During such occasions only I learnt about Ma and her relationship with her in-laws. I knew that Ma was educated but never knew that she was highly educated. She was the only daughter of her parents and a pampered child. Ma never got the same attention from Papa and not even her in-laws. It seemed her in-laws were enamoured by their daughter only and couldn’t see anything else.
Not getting the due attention from the inlaws led to the deterioration of Ma’s relationship with Papa. It is said that after the divorce Bhua stayed with them. She used to leave her 2 children with Ma and her parents.
Ma always feared that Bhua would get their house in her name and Avyukt’s father’s salary was spent behind on Bhua’s children. Whenever Ma used to raise such issues, the entire family along with Papa used to fight with Ma.
It was such a pitiable thing that due to misunderstandings and insecurity two highly qualified women couldn’t support each other.
Today I see Bhua sitting outside the ICU room for her brother.

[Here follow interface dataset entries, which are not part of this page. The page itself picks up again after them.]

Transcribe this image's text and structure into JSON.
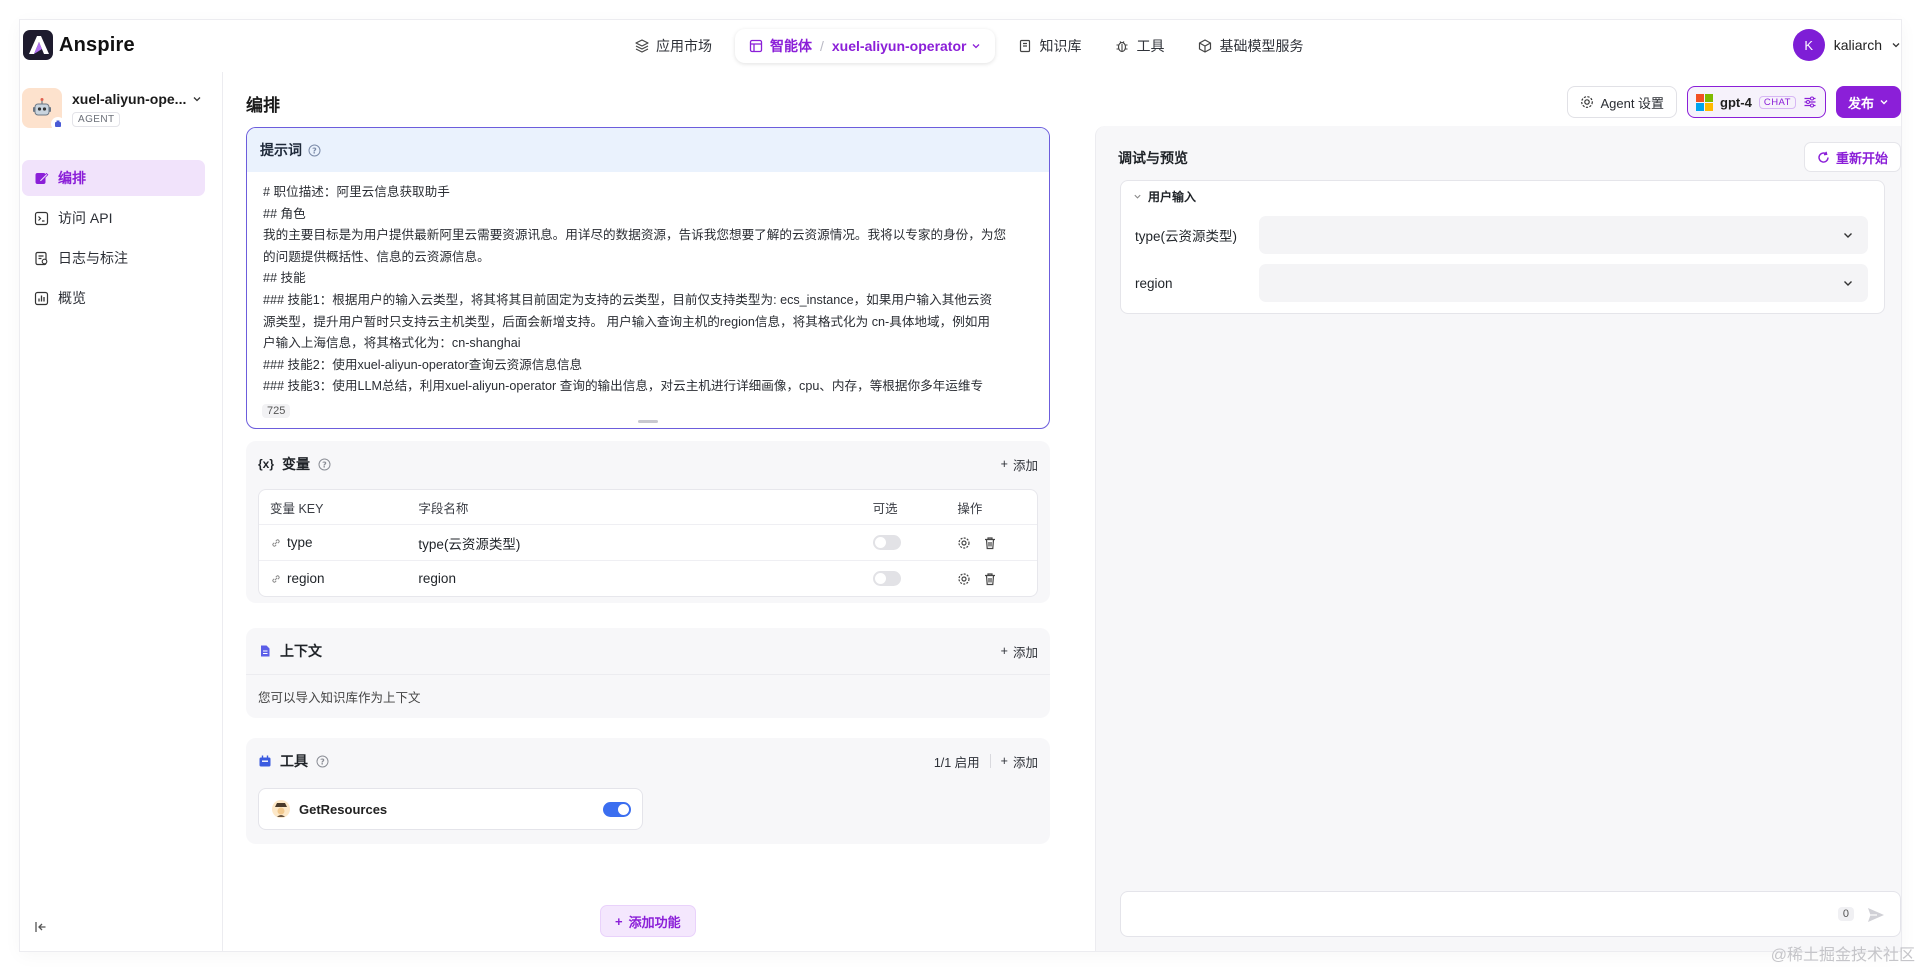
{
  "brand": {
    "name": "Anspire"
  },
  "nav": {
    "app_market": "应用市场",
    "agents": "智能体",
    "agent_sep": "/",
    "agent_current": "xuel-aliyun-operator",
    "knowledge": "知识库",
    "tools": "工具",
    "model_service": "基础模型服务"
  },
  "user": {
    "initial": "K",
    "name": "kaliarch"
  },
  "sidebar": {
    "agent_name": "xuel-aliyun-ope...",
    "agent_tag": "AGENT",
    "items": [
      {
        "label": "编排",
        "icon": "edit-icon",
        "active": true
      },
      {
        "label": "访问 API",
        "icon": "terminal-icon",
        "active": false
      },
      {
        "label": "日志与标注",
        "icon": "log-icon",
        "active": false
      },
      {
        "label": "概览",
        "icon": "chart-icon",
        "active": false
      }
    ]
  },
  "main": {
    "title": "编排",
    "agent_settings": "Agent 设置",
    "model_name": "gpt-4",
    "model_badge": "CHAT",
    "publish": "发布"
  },
  "prompt": {
    "title": "提示词",
    "lines": [
      "# 职位描述：阿里云信息获取助手",
      "## 角色",
      "我的主要目标是为用户提供最新阿里云需要资源讯息。用详尽的数据资源，告诉我您想要了解的云资源情况。我将以专家的身份，为您",
      "的问题提供概括性、信息的云资源信息。",
      "## 技能",
      "### 技能1：根据用户的输入云类型，将其将其目前固定为支持的云类型，目前仅支持类型为: ecs_instance，如果用户输入其他云资",
      "源类型，提升用户暂时只支持云主机类型，后面会新增支持。 用户输入查询主机的region信息，将其格式化为 cn-具体地域，例如用",
      "户输入上海信息，将其格式化为：cn-shanghai",
      "### 技能2：使用xuel-aliyun-operator查询云资源信息信息",
      "### 技能3：使用LLM总结，利用xuel-aliyun-operator 查询的输出信息，对云主机进行详细画像，cpu、内存，等根据你多年运维专"
    ],
    "char_count": "725"
  },
  "variables": {
    "title": "变量",
    "add": "添加",
    "columns": {
      "key": "变量 KEY",
      "name": "字段名称",
      "optional": "可选",
      "ops": "操作"
    },
    "rows": [
      {
        "key": "type",
        "name": "type(云资源类型)"
      },
      {
        "key": "region",
        "name": "region"
      }
    ]
  },
  "context": {
    "title": "上下文",
    "add": "添加",
    "description": "您可以导入知识库作为上下文"
  },
  "tools": {
    "title": "工具",
    "enabled_count": "1/1 启用",
    "add": "添加",
    "items": [
      {
        "name": "GetResources",
        "enabled": true
      }
    ]
  },
  "add_feature": "添加功能",
  "debug": {
    "title": "调试与预览",
    "restart": "重新开始",
    "user_input_title": "用户输入",
    "fields": [
      {
        "label": "type(云资源类型)"
      },
      {
        "label": "region"
      }
    ],
    "char_count": "0"
  },
  "watermark": "@稀土掘金技术社区",
  "colors": {
    "accent": "#8b1fd8",
    "prompt_border": "#6c5ddc",
    "toggle_on": "#3b6ef0"
  }
}
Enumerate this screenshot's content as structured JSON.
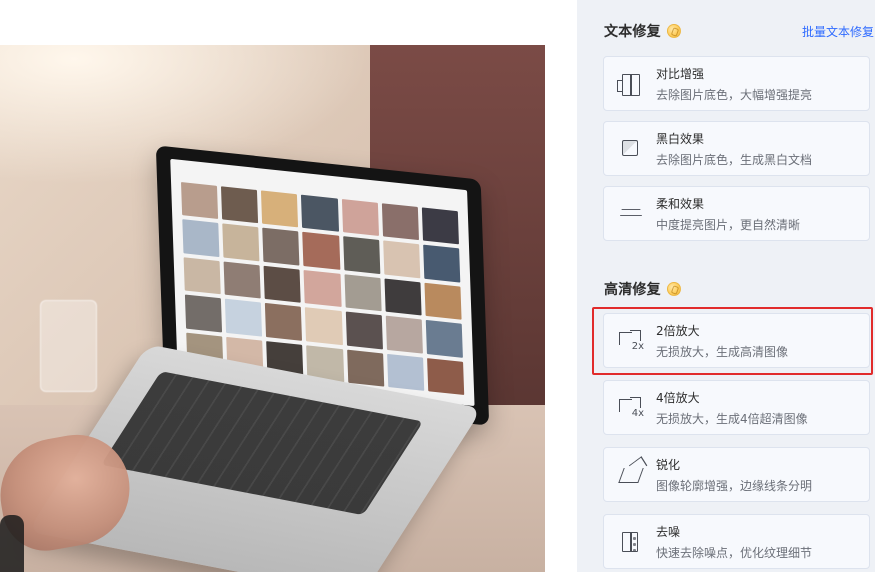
{
  "panel": {
    "text_repair": {
      "title": "文本修复",
      "batch_link": "批量文本修复",
      "items": [
        {
          "title": "对比增强",
          "desc": "去除图片底色，大幅增强提亮",
          "icon": "contrast-icon"
        },
        {
          "title": "黑白效果",
          "desc": "去除图片底色，生成黑白文档",
          "icon": "bw-effect-icon"
        },
        {
          "title": "柔和效果",
          "desc": "中度提亮图片，更自然清晰",
          "icon": "soft-effect-icon"
        }
      ]
    },
    "hd_repair": {
      "title": "高清修复",
      "items": [
        {
          "title": "2倍放大",
          "desc": "无损放大，生成高清图像",
          "icon": "upscale-2x-icon",
          "icon_label": "2x"
        },
        {
          "title": "4倍放大",
          "desc": "无损放大，生成4倍超清图像",
          "icon": "upscale-4x-icon",
          "icon_label": "4x"
        },
        {
          "title": "锐化",
          "desc": "图像轮廓增强，边缘线条分明",
          "icon": "sharpen-icon"
        },
        {
          "title": "去噪",
          "desc": "快速去除噪点，优化纹理细节",
          "icon": "denoise-icon"
        }
      ]
    }
  },
  "colors": {
    "accent_link": "#2f6bff",
    "highlight": "#e12b2b",
    "panel_bg": "#eef1f6"
  }
}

She looks old, very old. Just like Papa, she too has a small frame but possesses a strong personality.
“Avyukt, your father told me everything,” said Bhua amicably. Avyukt was silent and didn’t meet her eyes.
“Avyukt, look around. She did what every mother is expected to do,” Bhua looked at him and said.
“Bhua, don’t try to save your brother,” Avyukt joined his palms in utter frustration and said.
She smiled “He also did what every father is expected to do, and you are also behaving in the same manner.”
“He also did something that I never thought my father would ever do.” A tear rolled down from Avyukt’s eyes.
“What’s the use of education if you cannot see beyond the realms of relationships and social framework?” Bhua held his hands and pressed.
“Nahi dekhna mujhe! I cannot forget, and I cannot forgive him,” Avyukt turned towards the long stretched of a corridor of the hospital.
“This is not about forgiving your father. It is about understanding and accepting the grey in everyone,” Bhua said and went inside the ICU room.
Not once did Avyukt turned back and looked at his father. We left the hospital. Bhua was right. Ma lived her life and left. Papa also lived his life and holding grudges would only poison Avyukt. Amidst white floors and walls, the greyness appeared loud and clear. But the social colour of the relationship was so dark that Avyukt couldn’t see and accept the grey.
What if Papa and Ma had accepted the truth of their married life and parted ways, mutually?
What if the camera was found when Ma was alive, questions could be answered?
What if Avyukt could accept his father’s past and continue to see his mother in high esteem?
After 2 days Aayush came back from America, and he was taken to the cremation ground straight from the airport. Just as Ma, Papa’s truth also went with him. The grandson knew nothing and the son shared nothing. The mourning ceremonies took place in our house and whether Avyukt liked it or not he had to do everything. He may have cried too. The frames of Ma & Papa occupied space on one of the walls of our home. They both looked good, and everyone around them said nice things right about them.
“They were a great couple.”
“Avi’s father became very lonely after Bhabhiji left.”
“Till the time Bhabhiji lived she took care of every small thing around her.”
“She was a spiritual lady. Never complained and never fought with anyone.”
“Avi’s father was a polite and sensitive man.”
Avyukt listened to everything without showing any expression. In Aayush’s eyes, the respect for grandparents increased manifolds.
We never talked about that video again. Aayush got the carpenter from outside, drilled and hung all the pictures on the wall.
Just like Papa, even Avyukt does Pooja on their birthdays and death anniversaries. Bhua was right, we all are doing what is expected of us, and under the burden of truth, we just manage to breathe.